**Your instructions:**
The entries below must be reproduced exactly; their pictures are not part of the copy.

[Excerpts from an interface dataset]
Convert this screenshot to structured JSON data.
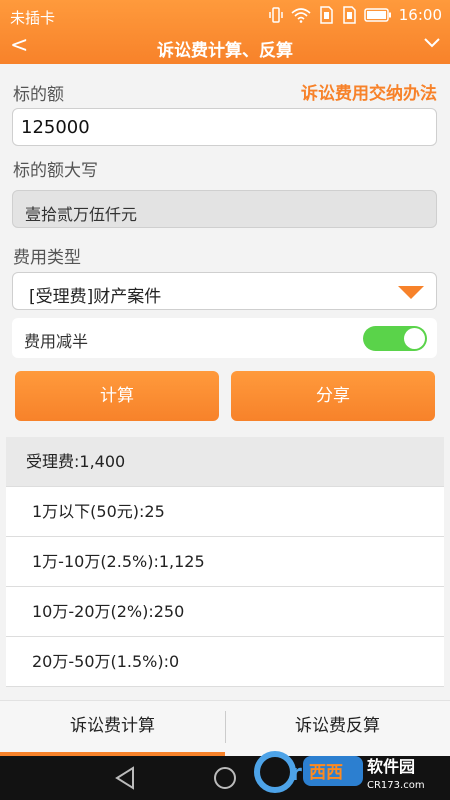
{
  "status": {
    "carrier": "未插卡",
    "time": "16:00"
  },
  "header": {
    "title": "诉讼费计算、反算"
  },
  "form": {
    "amount_label": "标的额",
    "fee_rule_link": "诉讼费用交纳办法",
    "amount_value": "125000",
    "uppercase_label": "标的额大写",
    "uppercase_value": "壹拾贰万伍仟元",
    "fee_type_label": "费用类型",
    "fee_type_value": "[受理费]财产案件",
    "half_label": "费用减半",
    "half_enabled": true
  },
  "buttons": {
    "calculate": "计算",
    "share": "分享"
  },
  "results": {
    "total": "受理费:1,400",
    "rows": [
      "1万以下(50元):25",
      "1万-10万(2.5%):1,125",
      "10万-20万(2%):250",
      "20万-50万(1.5%):0"
    ]
  },
  "tabs": [
    {
      "label": "诉讼费计算",
      "active": true
    },
    {
      "label": "诉讼费反算",
      "active": false
    }
  ],
  "watermark": {
    "text": "西西软件园",
    "domain": "CR173.com"
  },
  "colors": {
    "accent": "#f7822a",
    "toggle_on": "#5ad34a"
  }
}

**Solution to this task:**
Convert this screenshot to structured JSON data.
{
  "status": {
    "carrier": "未插卡",
    "time": "16:00"
  },
  "header": {
    "title": "诉讼费计算、反算"
  },
  "form": {
    "amount_label": "标的额",
    "fee_rule_link": "诉讼费用交纳办法",
    "amount_value": "125000",
    "uppercase_label": "标的额大写",
    "uppercase_value": "壹拾贰万伍仟元",
    "fee_type_label": "费用类型",
    "fee_type_value": "[受理费]财产案件",
    "half_label": "费用减半",
    "half_enabled": true
  },
  "buttons": {
    "calculate": "计算",
    "share": "分享"
  },
  "results": {
    "total": "受理费:1,400",
    "rows": [
      "1万以下(50元):25",
      "1万-10万(2.5%):1,125",
      "10万-20万(2%):250",
      "20万-50万(1.5%):0"
    ]
  },
  "tabs": [
    {
      "label": "诉讼费计算",
      "active": true
    },
    {
      "label": "诉讼费反算",
      "active": false
    }
  ],
  "watermark": {
    "text": "西西软件园",
    "domain": "CR173.com"
  },
  "colors": {
    "accent": "#f7822a",
    "toggle_on": "#5ad34a"
  }
}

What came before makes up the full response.